The DA, Rosemary Lehmberg, has broad power over the entire State because her office, which maintains jurisdiction over the State Capitol and the Governor’s mansion, commands the Public Integrity Unit, best known for an unsuccessful trial against former Senator Kay Bailey Hutchison and a successful conviction against former House Majority Leader Tom DeLay (that one is still tied up in appeals). Lehmberg herself is no saint; she was caught driving drunk last year in a videotaped incident that recorded her belligerent and discourteous attitude toward law enforcement. For her part, she pleaded guilty and served about a month in jail, the toughest sentence for a first-offense DWI in Austin’s history.

But this simply is not about the actions committed by a District Attorney. A DWI is not a felony, nor is it a crime of moral turpitude that would necessitate removal from office. She has been no-billed by a grand jury looking into the matter, and a civil trial to determine if she should be removed from office for dereliction of duty ended with a resounding NO.

Perry is not the King of Texas; he is merely the State’s Chief Executive in a system with the separation of powers, not only between branches, but constituencies. The Governor is not the District Attorney’s boss. When Perry says that Lehmberg has “lost the public’s confidence,” where is he getting his information? She has been convincingly elected by her constituents twice, and remains somewhat popular—at least when the alternative is a Perry appointee. It is also worth noting that the Travis County District Attorney’s office only prosecutes felonies (the County Attorney handles misdemeanors), so Lehmberg’s office did not even control the process over her own crime, as many critics have falsely charged.

At the end of the day, however, what Lehmberg did is a complete red herring. It has absolutely no basis for justifying what Perry did or changing the pertinent law or precedent on the matter. This issue is not about her, it is not about the veto, it is about threat. That very simple fact bears repeating because it appears that no one in the ostensibly credible national press can remember that.

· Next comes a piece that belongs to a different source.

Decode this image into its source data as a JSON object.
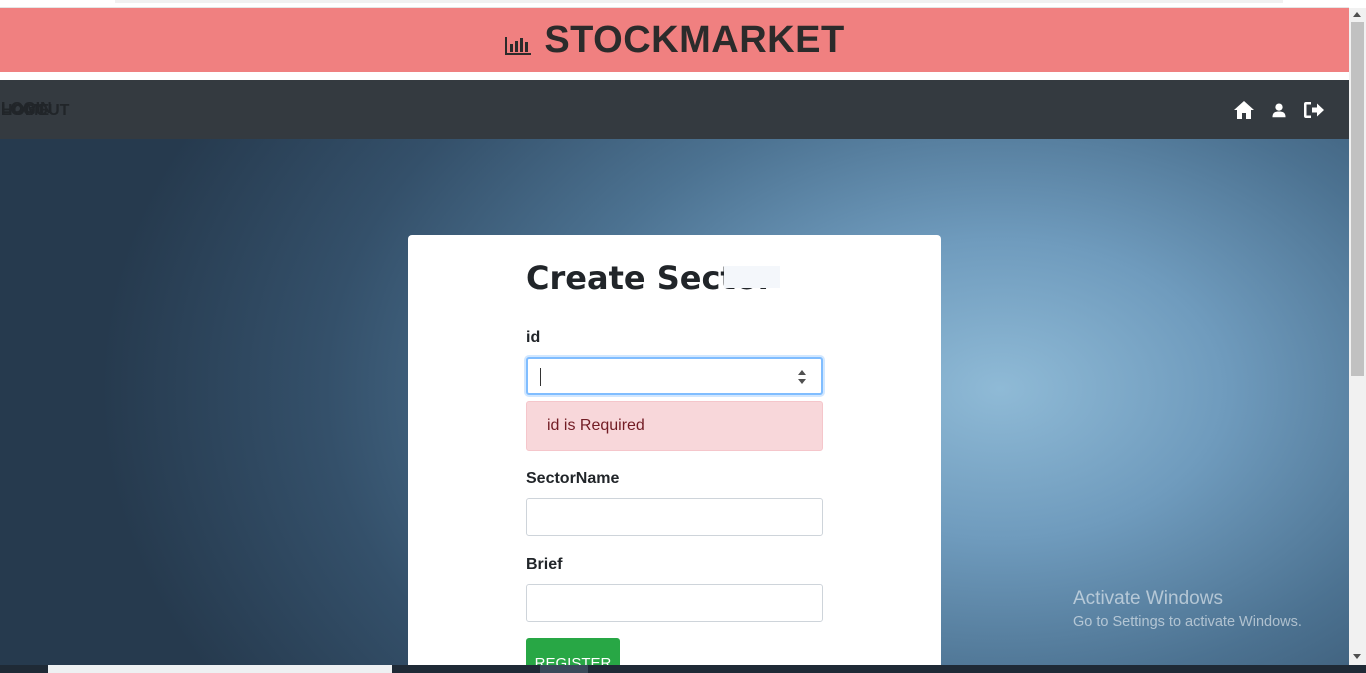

To better illustrate this point, the same principle of Perry’s illegal act should be taken to an absurd extreme. Take the ongoing spat between Perry and William Powers, the President of the University of Texas at Austin. What if Perry demanded Powers’ resignation, perhaps using the cover of the phony scandal embattled Regent Wallace Hall supposedly uncovered regarding law school admission, or else he would cut off funding? What would the State do then? Thankfully, there is a precedent.

Texas impeached one Governor nearly 100 years ago for eerily similar circumstances: James “Pa” Ferguson, a populist Democrat. Ferguson, who like the current Governor was a fervent opponent of the University of Texas, vetoed virtually all of the University’s appropriations after unsuccessfully trying to fire Regents and Professors at UT-Austin. Once again, it was not the veto so much as it was the threat. Ferguson used his power inappropriately in order to meddle in another public official’s business. This should sound familiar.

This has always been —and is— what the scandal centers upon. The legal basis is sound and holds lengthy precedent. When prominent legal minds attempt to chime in on this issue without being familiar with the underlying case, it hurts everyone who is exposed to misinformation.

The Travis County DA’s office’s public integrity unit, it should be freely stipulated, can sometimes generously be described as partisan hacks. Lehmberg’s predecessor, Ronnie Earle, engaged in a witch hunt with very little proof against Hutchison, and the office has been a bit trigger-happy investigating every misstep taken by Perry. But since this controversy has revolved around the DA’s office which normally investigates these cases, Lehmberg and her office recused themselves from all proceedings.

A Republican Judge out of San Antonio, Bert Richardson, appointed a non-partisan Special Prosecutor, Michael McCrum, last year to investigate the complaints lodged against Perry. Call it what you will, this is not a partisan witch hunt. Indeed, it is far from it.